BEGIN DATA LISTING

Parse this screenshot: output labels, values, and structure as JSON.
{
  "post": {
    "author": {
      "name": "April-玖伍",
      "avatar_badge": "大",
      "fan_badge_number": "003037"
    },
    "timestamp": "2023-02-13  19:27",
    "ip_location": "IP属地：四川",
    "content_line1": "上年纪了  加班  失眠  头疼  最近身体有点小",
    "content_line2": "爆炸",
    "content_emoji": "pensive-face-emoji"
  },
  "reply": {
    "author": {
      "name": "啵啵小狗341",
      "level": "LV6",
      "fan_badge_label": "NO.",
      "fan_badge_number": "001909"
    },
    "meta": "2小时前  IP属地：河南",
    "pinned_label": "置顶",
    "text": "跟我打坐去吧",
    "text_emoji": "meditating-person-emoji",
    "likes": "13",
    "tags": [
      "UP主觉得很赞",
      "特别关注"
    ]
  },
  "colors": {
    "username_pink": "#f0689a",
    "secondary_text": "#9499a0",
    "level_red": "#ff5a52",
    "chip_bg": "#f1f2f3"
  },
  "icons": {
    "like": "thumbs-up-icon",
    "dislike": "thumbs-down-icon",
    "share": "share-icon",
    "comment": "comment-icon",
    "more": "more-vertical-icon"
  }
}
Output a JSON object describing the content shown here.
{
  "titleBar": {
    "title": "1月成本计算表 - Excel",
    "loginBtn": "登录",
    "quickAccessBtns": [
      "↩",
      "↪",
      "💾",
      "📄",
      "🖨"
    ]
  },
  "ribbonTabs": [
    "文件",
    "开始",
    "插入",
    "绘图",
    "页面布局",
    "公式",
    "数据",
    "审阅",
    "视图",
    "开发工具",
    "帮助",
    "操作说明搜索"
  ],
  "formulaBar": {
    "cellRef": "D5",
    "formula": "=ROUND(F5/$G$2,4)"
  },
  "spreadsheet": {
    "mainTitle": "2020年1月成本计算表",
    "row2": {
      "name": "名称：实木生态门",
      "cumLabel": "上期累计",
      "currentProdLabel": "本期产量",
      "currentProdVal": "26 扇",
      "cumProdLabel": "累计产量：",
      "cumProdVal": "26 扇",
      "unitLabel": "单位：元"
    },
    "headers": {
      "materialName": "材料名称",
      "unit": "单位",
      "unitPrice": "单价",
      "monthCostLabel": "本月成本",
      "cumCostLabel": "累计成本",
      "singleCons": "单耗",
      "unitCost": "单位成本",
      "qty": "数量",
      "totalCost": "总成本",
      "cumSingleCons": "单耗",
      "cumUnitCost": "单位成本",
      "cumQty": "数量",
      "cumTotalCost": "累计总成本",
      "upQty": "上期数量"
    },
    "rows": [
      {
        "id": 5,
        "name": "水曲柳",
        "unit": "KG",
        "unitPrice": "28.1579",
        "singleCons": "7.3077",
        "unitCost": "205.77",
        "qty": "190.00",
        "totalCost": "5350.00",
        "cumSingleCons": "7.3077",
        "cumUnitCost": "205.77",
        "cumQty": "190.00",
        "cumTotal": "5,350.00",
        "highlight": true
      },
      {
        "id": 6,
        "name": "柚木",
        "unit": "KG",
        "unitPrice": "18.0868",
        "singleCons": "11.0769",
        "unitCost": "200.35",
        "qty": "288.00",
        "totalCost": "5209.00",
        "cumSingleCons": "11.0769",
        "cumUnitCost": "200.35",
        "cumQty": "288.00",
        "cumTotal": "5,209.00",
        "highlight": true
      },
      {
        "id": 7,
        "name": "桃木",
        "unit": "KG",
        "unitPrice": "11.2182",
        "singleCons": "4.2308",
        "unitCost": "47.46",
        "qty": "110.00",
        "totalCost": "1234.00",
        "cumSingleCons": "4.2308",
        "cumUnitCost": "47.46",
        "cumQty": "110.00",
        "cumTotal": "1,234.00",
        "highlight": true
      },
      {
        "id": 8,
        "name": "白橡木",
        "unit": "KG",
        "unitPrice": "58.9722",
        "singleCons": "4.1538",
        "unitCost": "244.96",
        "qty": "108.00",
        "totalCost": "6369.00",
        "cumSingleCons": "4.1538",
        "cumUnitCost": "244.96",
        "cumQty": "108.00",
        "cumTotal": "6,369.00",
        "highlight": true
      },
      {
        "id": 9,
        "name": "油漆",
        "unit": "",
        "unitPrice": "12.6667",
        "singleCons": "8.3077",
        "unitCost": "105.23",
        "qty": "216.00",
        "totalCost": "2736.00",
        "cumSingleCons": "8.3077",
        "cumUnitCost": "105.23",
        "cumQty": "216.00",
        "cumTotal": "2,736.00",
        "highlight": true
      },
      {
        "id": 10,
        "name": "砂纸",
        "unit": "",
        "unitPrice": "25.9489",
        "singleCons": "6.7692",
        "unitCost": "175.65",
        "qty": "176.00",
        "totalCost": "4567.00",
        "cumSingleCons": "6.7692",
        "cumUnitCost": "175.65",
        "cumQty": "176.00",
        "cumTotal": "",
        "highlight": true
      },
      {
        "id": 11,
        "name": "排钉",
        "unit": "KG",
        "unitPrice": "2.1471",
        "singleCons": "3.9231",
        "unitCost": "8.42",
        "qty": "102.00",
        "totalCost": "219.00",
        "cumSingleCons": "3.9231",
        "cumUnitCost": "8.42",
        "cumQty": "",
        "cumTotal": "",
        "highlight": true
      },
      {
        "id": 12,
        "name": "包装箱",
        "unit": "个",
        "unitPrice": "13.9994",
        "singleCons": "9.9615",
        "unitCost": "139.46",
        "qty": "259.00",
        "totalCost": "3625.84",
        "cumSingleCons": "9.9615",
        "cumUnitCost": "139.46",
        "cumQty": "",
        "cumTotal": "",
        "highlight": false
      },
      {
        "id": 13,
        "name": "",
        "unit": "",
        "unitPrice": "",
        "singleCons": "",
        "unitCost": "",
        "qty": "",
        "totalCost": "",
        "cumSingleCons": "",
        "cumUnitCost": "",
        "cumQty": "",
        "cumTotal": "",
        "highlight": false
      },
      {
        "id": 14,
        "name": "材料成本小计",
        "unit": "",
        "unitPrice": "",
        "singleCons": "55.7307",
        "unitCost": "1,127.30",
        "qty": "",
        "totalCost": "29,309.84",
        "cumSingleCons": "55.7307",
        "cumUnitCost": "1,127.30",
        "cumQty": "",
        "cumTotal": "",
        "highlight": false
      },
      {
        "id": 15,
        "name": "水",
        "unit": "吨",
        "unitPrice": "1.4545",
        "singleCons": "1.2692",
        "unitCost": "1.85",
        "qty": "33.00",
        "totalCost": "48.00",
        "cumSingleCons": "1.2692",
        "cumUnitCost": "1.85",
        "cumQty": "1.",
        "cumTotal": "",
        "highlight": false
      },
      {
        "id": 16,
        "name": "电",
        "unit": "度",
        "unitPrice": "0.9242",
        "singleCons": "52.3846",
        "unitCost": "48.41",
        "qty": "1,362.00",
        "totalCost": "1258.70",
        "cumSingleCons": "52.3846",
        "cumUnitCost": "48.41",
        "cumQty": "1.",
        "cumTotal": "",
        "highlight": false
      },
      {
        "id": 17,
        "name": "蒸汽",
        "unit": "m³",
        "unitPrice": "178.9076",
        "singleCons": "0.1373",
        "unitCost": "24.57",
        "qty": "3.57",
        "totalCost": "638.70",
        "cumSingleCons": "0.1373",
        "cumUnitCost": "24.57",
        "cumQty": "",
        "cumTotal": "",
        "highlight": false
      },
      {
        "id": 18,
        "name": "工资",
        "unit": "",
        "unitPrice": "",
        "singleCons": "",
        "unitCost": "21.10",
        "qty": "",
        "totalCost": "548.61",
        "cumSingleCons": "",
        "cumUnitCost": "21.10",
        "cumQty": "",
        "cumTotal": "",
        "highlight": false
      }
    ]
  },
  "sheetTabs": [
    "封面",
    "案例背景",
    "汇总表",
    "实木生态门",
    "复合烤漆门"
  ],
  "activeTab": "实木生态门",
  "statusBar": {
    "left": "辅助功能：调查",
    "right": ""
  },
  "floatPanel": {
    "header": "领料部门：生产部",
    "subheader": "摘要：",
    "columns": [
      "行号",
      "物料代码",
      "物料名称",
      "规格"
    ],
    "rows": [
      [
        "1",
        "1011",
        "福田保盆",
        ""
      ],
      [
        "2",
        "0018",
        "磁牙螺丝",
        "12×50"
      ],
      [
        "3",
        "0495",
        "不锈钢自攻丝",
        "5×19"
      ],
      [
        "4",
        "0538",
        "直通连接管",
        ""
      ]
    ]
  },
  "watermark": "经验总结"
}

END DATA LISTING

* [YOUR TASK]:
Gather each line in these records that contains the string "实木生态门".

* [YOUR SOLUTION]:
      "name": "名称：实木生态门",
    "实木生态门",
  "activeTab": "实木生态门",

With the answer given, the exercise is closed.